Venus, the Roman goddess of love (identified with the Greek Aphrodite), loaned her name to two words of dissimilar meanings: venerable, with its sense of respect because of old age or associated dignity, and venereal, pertaining to sexual love. When the word disease follows venereal, it transforms venereal into a fearful word. Its dictionary definition is «arising from sexual intercourse with an infected person».
A very virulent venereal disease is syphilis, which comes by its name through a Latin poem titled Syphilis, sive Morbus Gallicus («Syphilis, or
the French Disease»), written in 1530 by Girolamo Fracastoro (1483 — 1553), a Veronese physician and poet who was the first known victim of the disease. The poem’s hero, a blasphemous shepherd named Syphilus, so enraged the Sun God that he struck him with a new disease as a punishment: «He first wore buboes dreadful to the sight,/Hrst felt pains and sleepless past the night;/From him the malady received its name». Perhaps the poet was thinking of the Greek suphilos, which means «a lover of pigs».
The most prevalent form of venereal disease is gonorrhea (from the Greek gonos, «that which begets», «a seed», plus rhoia, «a flowing»). This medical term was coined by an Italian physician in 1530, but it first appeared in print in 1547 in Boorde’s Breviary of Healthe: «The 166 Chaptaires doth shew of a Gomary passion». Gomary was an early name for gonorrhea.
Venereal disease made no distinction among the classes. Some of its distinguished sufferers were Herod, Julius Caesar, three popes, Henry VIII, Ivan the Terrible, Keats, Schubert, Goya, and Goethe.
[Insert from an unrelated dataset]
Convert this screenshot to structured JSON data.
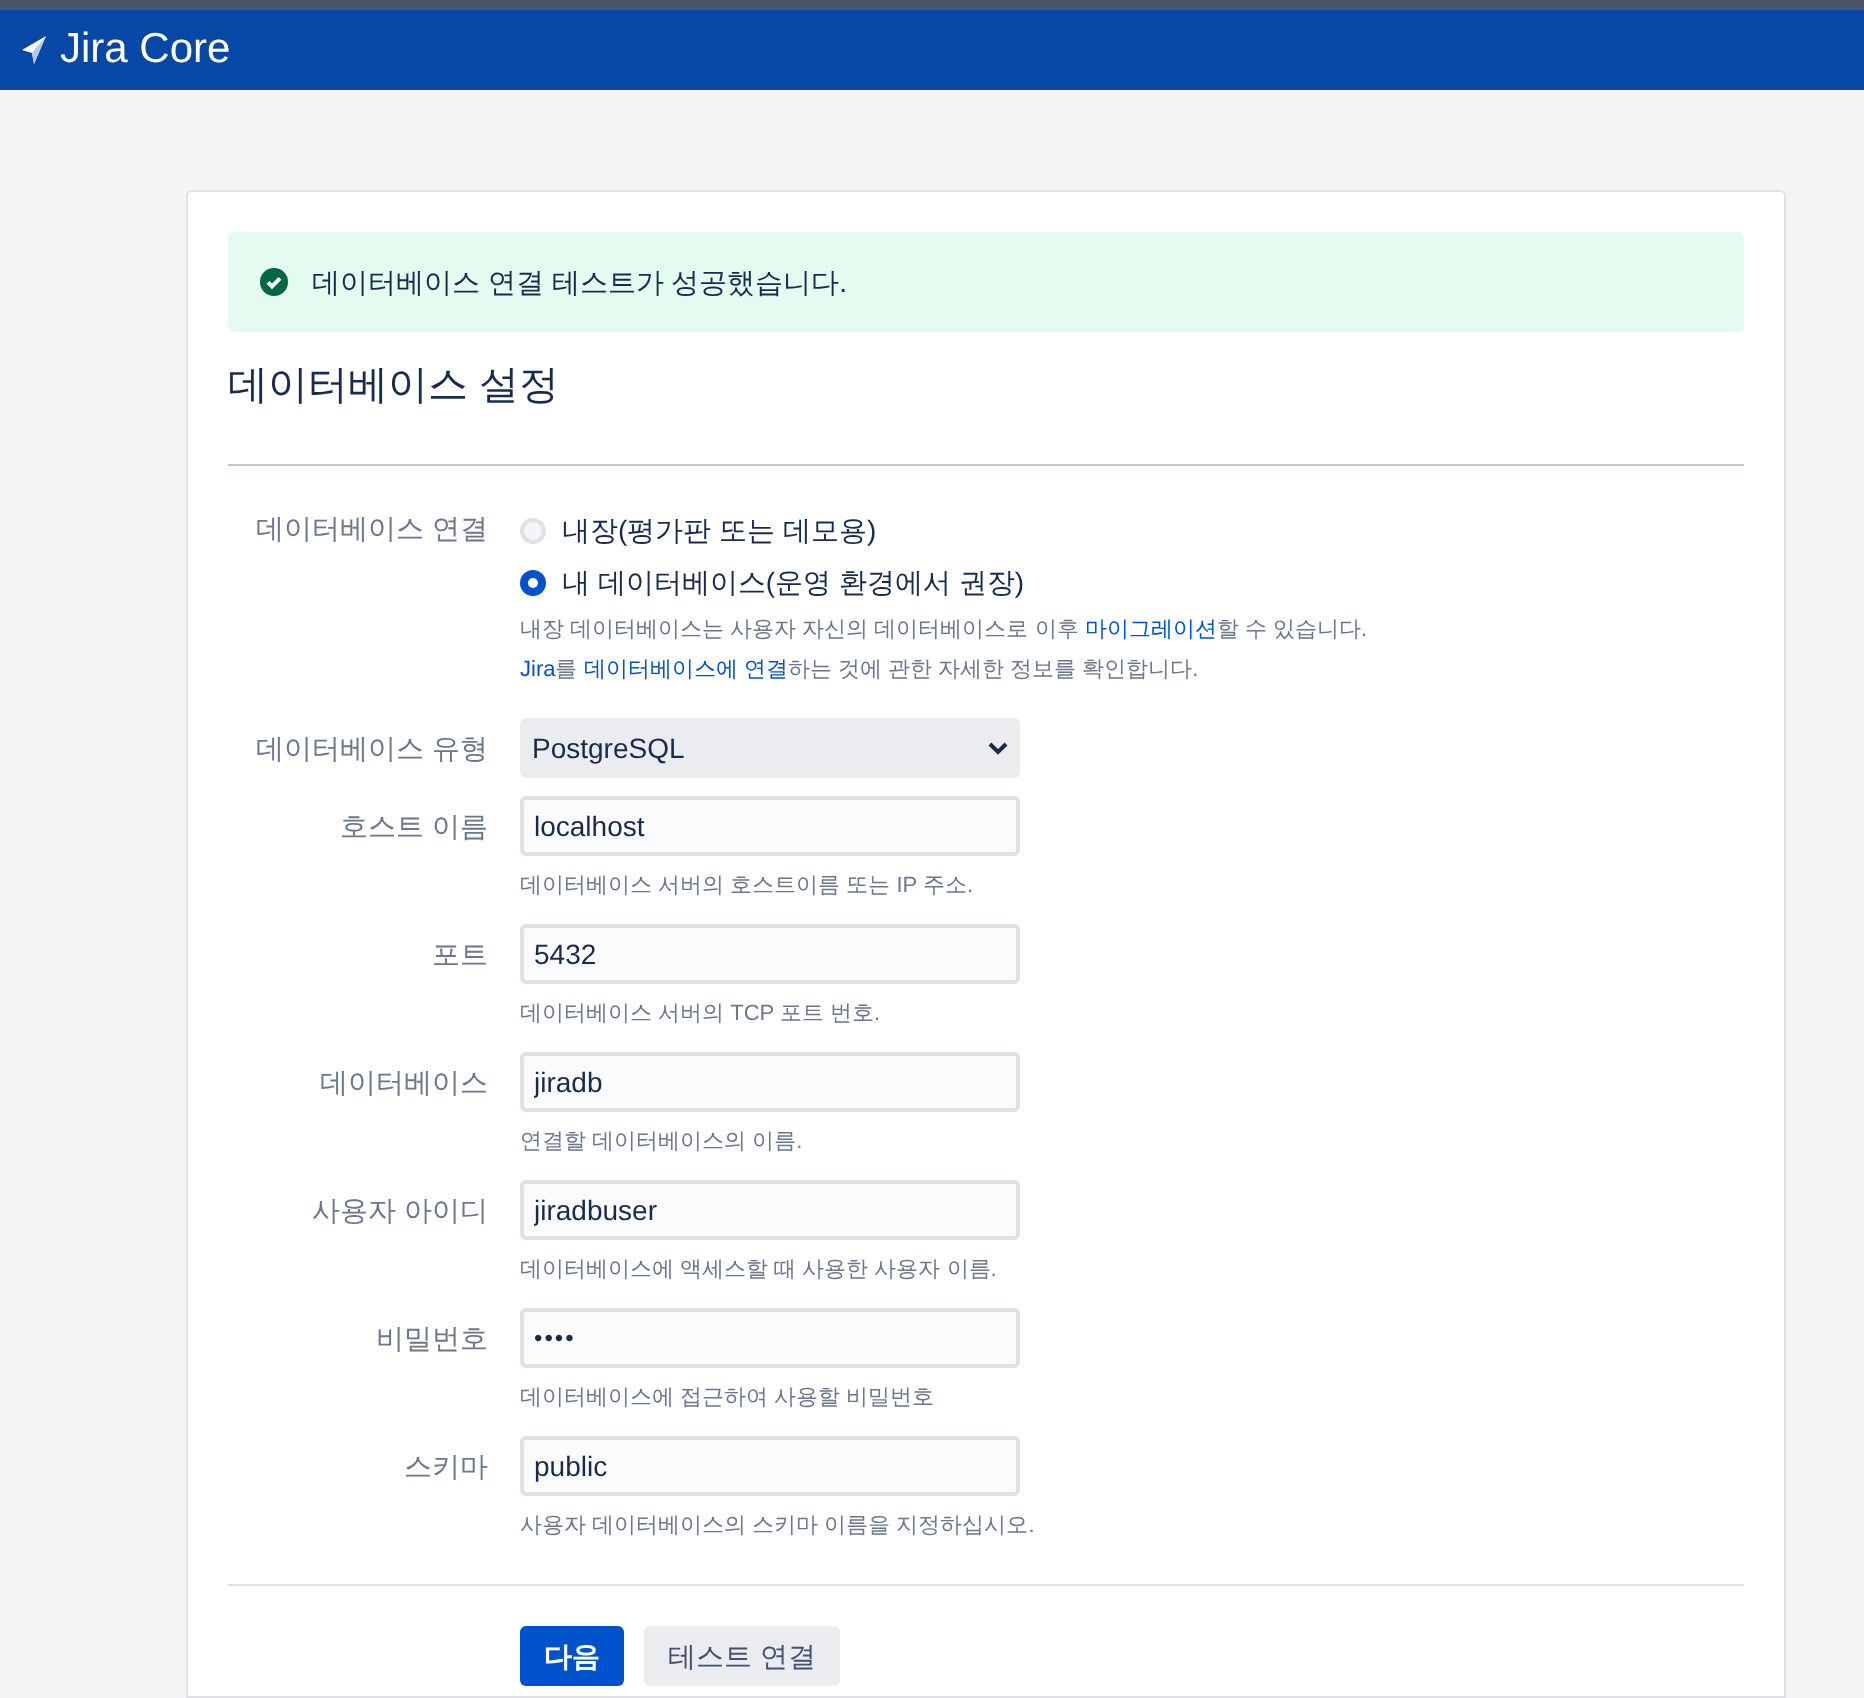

The goddess Aphrodite also loaned her name to matters pertaining to sexual activity. An aphrodisiac, a drug or food that arouses or increases sexual desire, honors her.